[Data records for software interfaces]
________________________________________

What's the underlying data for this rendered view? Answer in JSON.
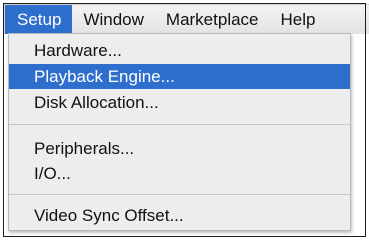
{
  "menubar": {
    "items": [
      {
        "label": "Setup",
        "active": true
      },
      {
        "label": "Window",
        "active": false
      },
      {
        "label": "Marketplace",
        "active": false
      },
      {
        "label": "Help",
        "active": false
      }
    ]
  },
  "dropdown": {
    "groups": [
      {
        "items": [
          {
            "label": "Hardware...",
            "highlighted": false
          },
          {
            "label": "Playback Engine...",
            "highlighted": true
          },
          {
            "label": "Disk Allocation...",
            "highlighted": false
          }
        ]
      },
      {
        "items": [
          {
            "label": "Peripherals...",
            "highlighted": false
          },
          {
            "label": "I/O...",
            "highlighted": false
          }
        ]
      },
      {
        "items": [
          {
            "label": "Video Sync Offset...",
            "highlighted": false
          }
        ]
      }
    ]
  },
  "colors": {
    "highlight": "#2e6fce",
    "menu_background": "#ededed"
  }
}
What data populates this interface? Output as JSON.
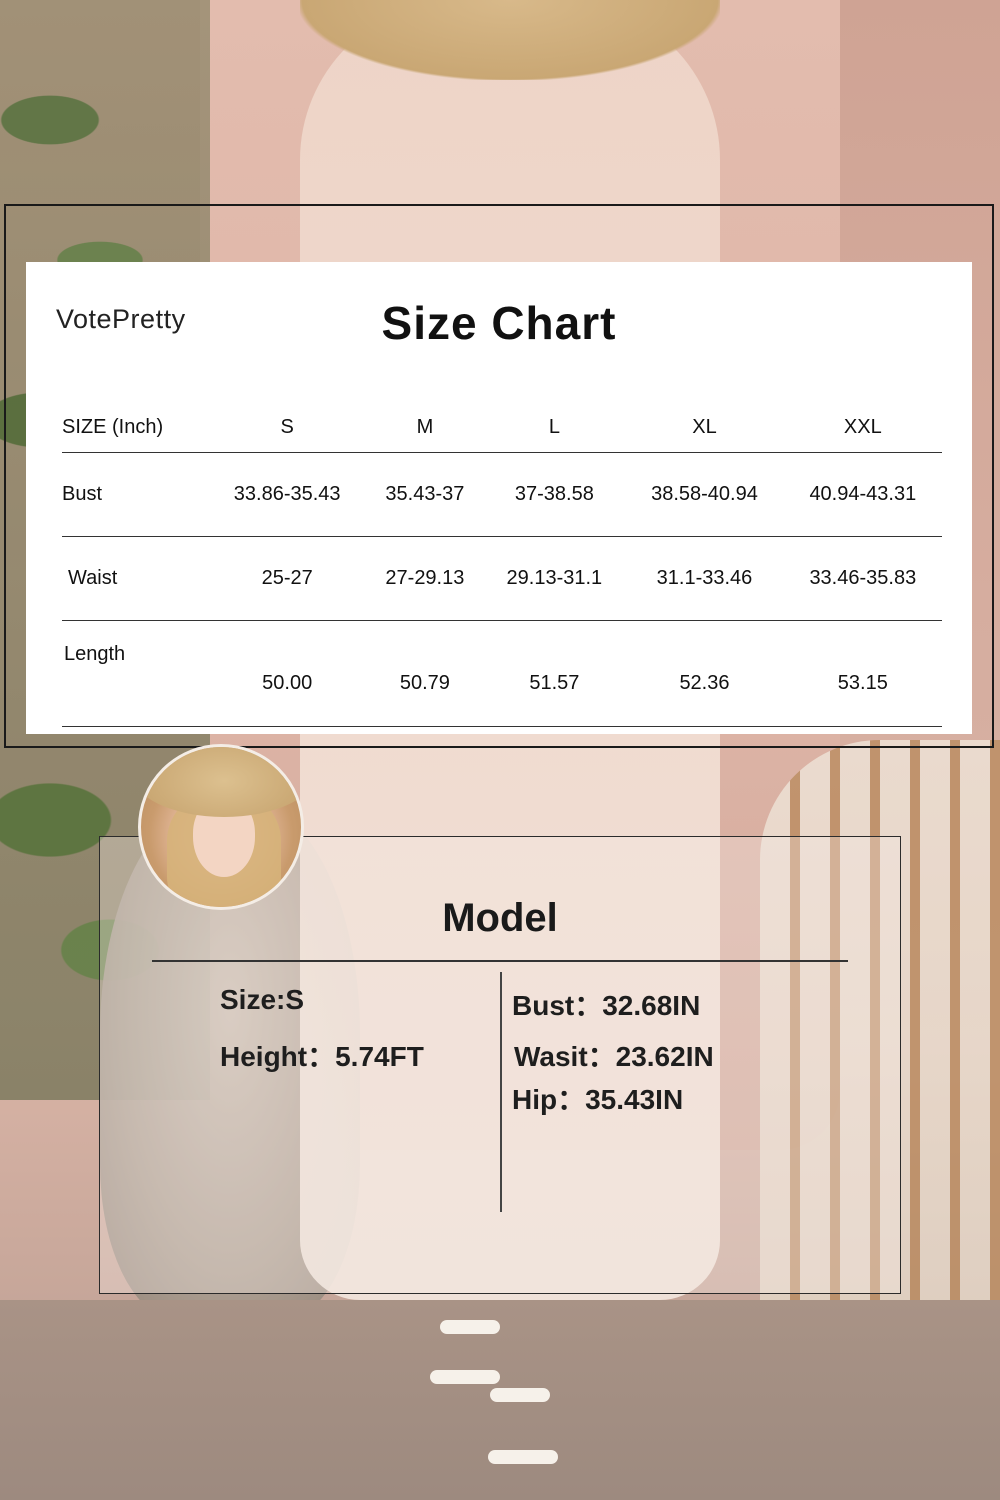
{
  "brand": "VotePretty",
  "size_chart": {
    "title": "Size Chart",
    "header_label": "SIZE (Inch)",
    "sizes": [
      "S",
      "M",
      "L",
      "XL",
      "XXL"
    ],
    "rows": [
      {
        "label": "Bust",
        "values": [
          "33.86-35.43",
          "35.43-37",
          "37-38.58",
          "38.58-40.94",
          "40.94-43.31"
        ]
      },
      {
        "label": "Waist",
        "values": [
          "25-27",
          "27-29.13",
          "29.13-31.1",
          "31.1-33.46",
          "33.46-35.83"
        ]
      },
      {
        "label": "Length",
        "values": [
          "50.00",
          "50.79",
          "51.57",
          "52.36",
          "53.15"
        ]
      }
    ]
  },
  "model": {
    "title": "Model",
    "size": "Size:S",
    "height": "Height：5.74FT",
    "bust": "Bust：32.68IN",
    "waist": "Wasit：23.62IN",
    "hip": "Hip：35.43IN"
  }
}
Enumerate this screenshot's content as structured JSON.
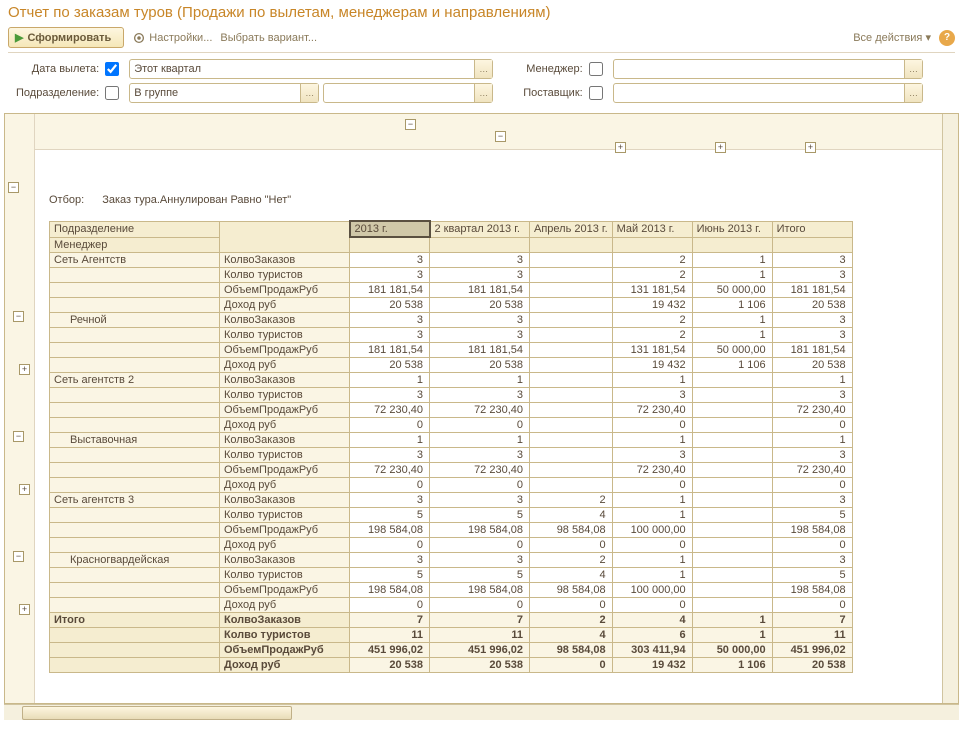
{
  "title": "Отчет по заказам туров (Продажи по вылетам, менеджерам и направлениям)",
  "toolbar": {
    "generate": "Сформировать",
    "settings": "Настройки...",
    "variant": "Выбрать вариант...",
    "all_actions": "Все действия",
    "help": "?"
  },
  "filters": {
    "flight_date_label": "Дата вылета:",
    "flight_date_value": "Этот квартал",
    "manager_label": "Менеджер:",
    "division_label": "Подразделение:",
    "division_value": "В группе",
    "supplier_label": "Поставщик:"
  },
  "report": {
    "filter_label": "Отбор:",
    "filter_text": "Заказ тура.Аннулирован Равно \"Нет\"",
    "headers": {
      "division": "Подразделение",
      "manager": "Менеджер",
      "year": "2013 г.",
      "q2": "2 квартал 2013 г.",
      "apr": "Апрель 2013 г.",
      "may": "Май 2013 г.",
      "jun": "Июнь 2013 г.",
      "total": "Итого"
    },
    "metrics": [
      "КолвоЗаказов",
      "Колво туристов",
      "ОбъемПродажРуб",
      "Доход руб"
    ],
    "groups": [
      {
        "name": "Сеть Агентств",
        "rows": [
          [
            "3",
            "3",
            "",
            "2",
            "1",
            "3"
          ],
          [
            "3",
            "3",
            "",
            "2",
            "1",
            "3"
          ],
          [
            "181 181,54",
            "181 181,54",
            "",
            "131 181,54",
            "50 000,00",
            "181 181,54"
          ],
          [
            "20 538",
            "20 538",
            "",
            "19 432",
            "1 106",
            "20 538"
          ]
        ],
        "children": [
          {
            "name": "Речной",
            "rows": [
              [
                "3",
                "3",
                "",
                "2",
                "1",
                "3"
              ],
              [
                "3",
                "3",
                "",
                "2",
                "1",
                "3"
              ],
              [
                "181 181,54",
                "181 181,54",
                "",
                "131 181,54",
                "50 000,00",
                "181 181,54"
              ],
              [
                "20 538",
                "20 538",
                "",
                "19 432",
                "1 106",
                "20 538"
              ]
            ]
          }
        ]
      },
      {
        "name": "Сеть агентств 2",
        "rows": [
          [
            "1",
            "1",
            "",
            "1",
            "",
            "1"
          ],
          [
            "3",
            "3",
            "",
            "3",
            "",
            "3"
          ],
          [
            "72 230,40",
            "72 230,40",
            "",
            "72 230,40",
            "",
            "72 230,40"
          ],
          [
            "0",
            "0",
            "",
            "0",
            "",
            "0"
          ]
        ],
        "children": [
          {
            "name": "Выставочная",
            "rows": [
              [
                "1",
                "1",
                "",
                "1",
                "",
                "1"
              ],
              [
                "3",
                "3",
                "",
                "3",
                "",
                "3"
              ],
              [
                "72 230,40",
                "72 230,40",
                "",
                "72 230,40",
                "",
                "72 230,40"
              ],
              [
                "0",
                "0",
                "",
                "0",
                "",
                "0"
              ]
            ]
          }
        ]
      },
      {
        "name": "Сеть агентств 3",
        "rows": [
          [
            "3",
            "3",
            "2",
            "1",
            "",
            "3"
          ],
          [
            "5",
            "5",
            "4",
            "1",
            "",
            "5"
          ],
          [
            "198 584,08",
            "198 584,08",
            "98 584,08",
            "100 000,00",
            "",
            "198 584,08"
          ],
          [
            "0",
            "0",
            "0",
            "0",
            "",
            "0"
          ]
        ],
        "children": [
          {
            "name": "Красногвардейская",
            "rows": [
              [
                "3",
                "3",
                "2",
                "1",
                "",
                "3"
              ],
              [
                "5",
                "5",
                "4",
                "1",
                "",
                "5"
              ],
              [
                "198 584,08",
                "198 584,08",
                "98 584,08",
                "100 000,00",
                "",
                "198 584,08"
              ],
              [
                "0",
                "0",
                "0",
                "0",
                "",
                "0"
              ]
            ]
          }
        ]
      }
    ],
    "totals": {
      "label": "Итого",
      "rows": [
        [
          "7",
          "7",
          "2",
          "4",
          "1",
          "7"
        ],
        [
          "11",
          "11",
          "4",
          "6",
          "1",
          "11"
        ],
        [
          "451 996,02",
          "451 996,02",
          "98 584,08",
          "303 411,94",
          "50 000,00",
          "451 996,02"
        ],
        [
          "20 538",
          "20 538",
          "0",
          "19 432",
          "1 106",
          "20 538"
        ]
      ]
    }
  }
}
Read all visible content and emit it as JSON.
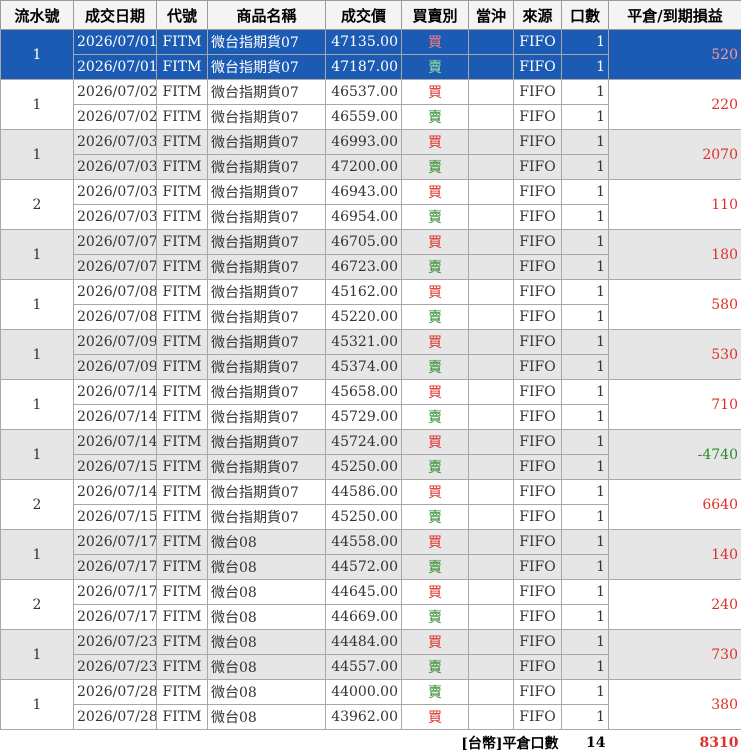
{
  "headers": [
    "流水號",
    "成交日期",
    "代號",
    "商品名稱",
    "成交價",
    "買賣別",
    "當沖",
    "來源",
    "口數",
    "平倉/到期損益"
  ],
  "groups": [
    {
      "seq": "1",
      "pl": "520",
      "pl_sign": "pos",
      "rows": [
        {
          "date": "2026/07/01",
          "code": "FITM",
          "name": "微台指期貨07",
          "price": "47135.00",
          "side": "買",
          "side_type": "buy",
          "daytrade": "",
          "source": "FIFO",
          "qty": "1"
        },
        {
          "date": "2026/07/01",
          "code": "FITM",
          "name": "微台指期貨07",
          "price": "47187.00",
          "side": "賣",
          "side_type": "sell",
          "daytrade": "",
          "source": "FIFO",
          "qty": "1"
        }
      ]
    },
    {
      "seq": "1",
      "pl": "220",
      "pl_sign": "pos",
      "rows": [
        {
          "date": "2026/07/02",
          "code": "FITM",
          "name": "微台指期貨07",
          "price": "46537.00",
          "side": "買",
          "side_type": "buy",
          "daytrade": "",
          "source": "FIFO",
          "qty": "1"
        },
        {
          "date": "2026/07/02",
          "code": "FITM",
          "name": "微台指期貨07",
          "price": "46559.00",
          "side": "賣",
          "side_type": "sell",
          "daytrade": "",
          "source": "FIFO",
          "qty": "1"
        }
      ]
    },
    {
      "seq": "1",
      "pl": "2070",
      "pl_sign": "pos",
      "rows": [
        {
          "date": "2026/07/03",
          "code": "FITM",
          "name": "微台指期貨07",
          "price": "46993.00",
          "side": "買",
          "side_type": "buy",
          "daytrade": "",
          "source": "FIFO",
          "qty": "1"
        },
        {
          "date": "2026/07/03",
          "code": "FITM",
          "name": "微台指期貨07",
          "price": "47200.00",
          "side": "賣",
          "side_type": "sell",
          "daytrade": "",
          "source": "FIFO",
          "qty": "1"
        }
      ]
    },
    {
      "seq": "2",
      "pl": "110",
      "pl_sign": "pos",
      "rows": [
        {
          "date": "2026/07/03",
          "code": "FITM",
          "name": "微台指期貨07",
          "price": "46943.00",
          "side": "買",
          "side_type": "buy",
          "daytrade": "",
          "source": "FIFO",
          "qty": "1"
        },
        {
          "date": "2026/07/03",
          "code": "FITM",
          "name": "微台指期貨07",
          "price": "46954.00",
          "side": "賣",
          "side_type": "sell",
          "daytrade": "",
          "source": "FIFO",
          "qty": "1"
        }
      ]
    },
    {
      "seq": "1",
      "pl": "180",
      "pl_sign": "pos",
      "rows": [
        {
          "date": "2026/07/07",
          "code": "FITM",
          "name": "微台指期貨07",
          "price": "46705.00",
          "side": "買",
          "side_type": "buy",
          "daytrade": "",
          "source": "FIFO",
          "qty": "1"
        },
        {
          "date": "2026/07/07",
          "code": "FITM",
          "name": "微台指期貨07",
          "price": "46723.00",
          "side": "賣",
          "side_type": "sell",
          "daytrade": "",
          "source": "FIFO",
          "qty": "1"
        }
      ]
    },
    {
      "seq": "1",
      "pl": "580",
      "pl_sign": "pos",
      "rows": [
        {
          "date": "2026/07/08",
          "code": "FITM",
          "name": "微台指期貨07",
          "price": "45162.00",
          "side": "買",
          "side_type": "buy",
          "daytrade": "",
          "source": "FIFO",
          "qty": "1"
        },
        {
          "date": "2026/07/08",
          "code": "FITM",
          "name": "微台指期貨07",
          "price": "45220.00",
          "side": "賣",
          "side_type": "sell",
          "daytrade": "",
          "source": "FIFO",
          "qty": "1"
        }
      ]
    },
    {
      "seq": "1",
      "pl": "530",
      "pl_sign": "pos",
      "rows": [
        {
          "date": "2026/07/09",
          "code": "FITM",
          "name": "微台指期貨07",
          "price": "45321.00",
          "side": "買",
          "side_type": "buy",
          "daytrade": "",
          "source": "FIFO",
          "qty": "1"
        },
        {
          "date": "2026/07/09",
          "code": "FITM",
          "name": "微台指期貨07",
          "price": "45374.00",
          "side": "賣",
          "side_type": "sell",
          "daytrade": "",
          "source": "FIFO",
          "qty": "1"
        }
      ]
    },
    {
      "seq": "1",
      "pl": "710",
      "pl_sign": "pos",
      "rows": [
        {
          "date": "2026/07/14",
          "code": "FITM",
          "name": "微台指期貨07",
          "price": "45658.00",
          "side": "買",
          "side_type": "buy",
          "daytrade": "",
          "source": "FIFO",
          "qty": "1"
        },
        {
          "date": "2026/07/14",
          "code": "FITM",
          "name": "微台指期貨07",
          "price": "45729.00",
          "side": "賣",
          "side_type": "sell",
          "daytrade": "",
          "source": "FIFO",
          "qty": "1"
        }
      ]
    },
    {
      "seq": "1",
      "pl": "-4740",
      "pl_sign": "neg",
      "rows": [
        {
          "date": "2026/07/14",
          "code": "FITM",
          "name": "微台指期貨07",
          "price": "45724.00",
          "side": "買",
          "side_type": "buy",
          "daytrade": "",
          "source": "FIFO",
          "qty": "1"
        },
        {
          "date": "2026/07/15",
          "code": "FITM",
          "name": "微台指期貨07",
          "price": "45250.00",
          "side": "賣",
          "side_type": "sell",
          "daytrade": "",
          "source": "FIFO",
          "qty": "1"
        }
      ]
    },
    {
      "seq": "2",
      "pl": "6640",
      "pl_sign": "pos",
      "rows": [
        {
          "date": "2026/07/14",
          "code": "FITM",
          "name": "微台指期貨07",
          "price": "44586.00",
          "side": "買",
          "side_type": "buy",
          "daytrade": "",
          "source": "FIFO",
          "qty": "1"
        },
        {
          "date": "2026/07/15",
          "code": "FITM",
          "name": "微台指期貨07",
          "price": "45250.00",
          "side": "賣",
          "side_type": "sell",
          "daytrade": "",
          "source": "FIFO",
          "qty": "1"
        }
      ]
    },
    {
      "seq": "1",
      "pl": "140",
      "pl_sign": "pos",
      "rows": [
        {
          "date": "2026/07/17",
          "code": "FITM",
          "name": "微台08",
          "price": "44558.00",
          "side": "買",
          "side_type": "buy",
          "daytrade": "",
          "source": "FIFO",
          "qty": "1"
        },
        {
          "date": "2026/07/17",
          "code": "FITM",
          "name": "微台08",
          "price": "44572.00",
          "side": "賣",
          "side_type": "sell",
          "daytrade": "",
          "source": "FIFO",
          "qty": "1"
        }
      ]
    },
    {
      "seq": "2",
      "pl": "240",
      "pl_sign": "pos",
      "rows": [
        {
          "date": "2026/07/17",
          "code": "FITM",
          "name": "微台08",
          "price": "44645.00",
          "side": "買",
          "side_type": "buy",
          "daytrade": "",
          "source": "FIFO",
          "qty": "1"
        },
        {
          "date": "2026/07/17",
          "code": "FITM",
          "name": "微台08",
          "price": "44669.00",
          "side": "賣",
          "side_type": "sell",
          "daytrade": "",
          "source": "FIFO",
          "qty": "1"
        }
      ]
    },
    {
      "seq": "1",
      "pl": "730",
      "pl_sign": "pos",
      "rows": [
        {
          "date": "2026/07/23",
          "code": "FITM",
          "name": "微台08",
          "price": "44484.00",
          "side": "買",
          "side_type": "buy",
          "daytrade": "",
          "source": "FIFO",
          "qty": "1"
        },
        {
          "date": "2026/07/23",
          "code": "FITM",
          "name": "微台08",
          "price": "44557.00",
          "side": "賣",
          "side_type": "sell",
          "daytrade": "",
          "source": "FIFO",
          "qty": "1"
        }
      ]
    },
    {
      "seq": "1",
      "pl": "380",
      "pl_sign": "pos",
      "rows": [
        {
          "date": "2026/07/28",
          "code": "FITM",
          "name": "微台08",
          "price": "44000.00",
          "side": "賣",
          "side_type": "sell",
          "daytrade": "",
          "source": "FIFO",
          "qty": "1"
        },
        {
          "date": "2026/07/28",
          "code": "FITM",
          "name": "微台08",
          "price": "43962.00",
          "side": "買",
          "side_type": "buy",
          "daytrade": "",
          "source": "FIFO",
          "qty": "1"
        }
      ]
    }
  ],
  "total": {
    "label": "[台幣]平倉口數",
    "qty": "14",
    "pl": "8310"
  },
  "colors": {
    "selected_row": "#1c5bb3",
    "alt_row": "#e6e6e6",
    "buy": "#e0302a",
    "sell": "#2a8a2a"
  }
}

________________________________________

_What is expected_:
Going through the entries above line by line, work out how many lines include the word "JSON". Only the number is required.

_Reply to the task_:
4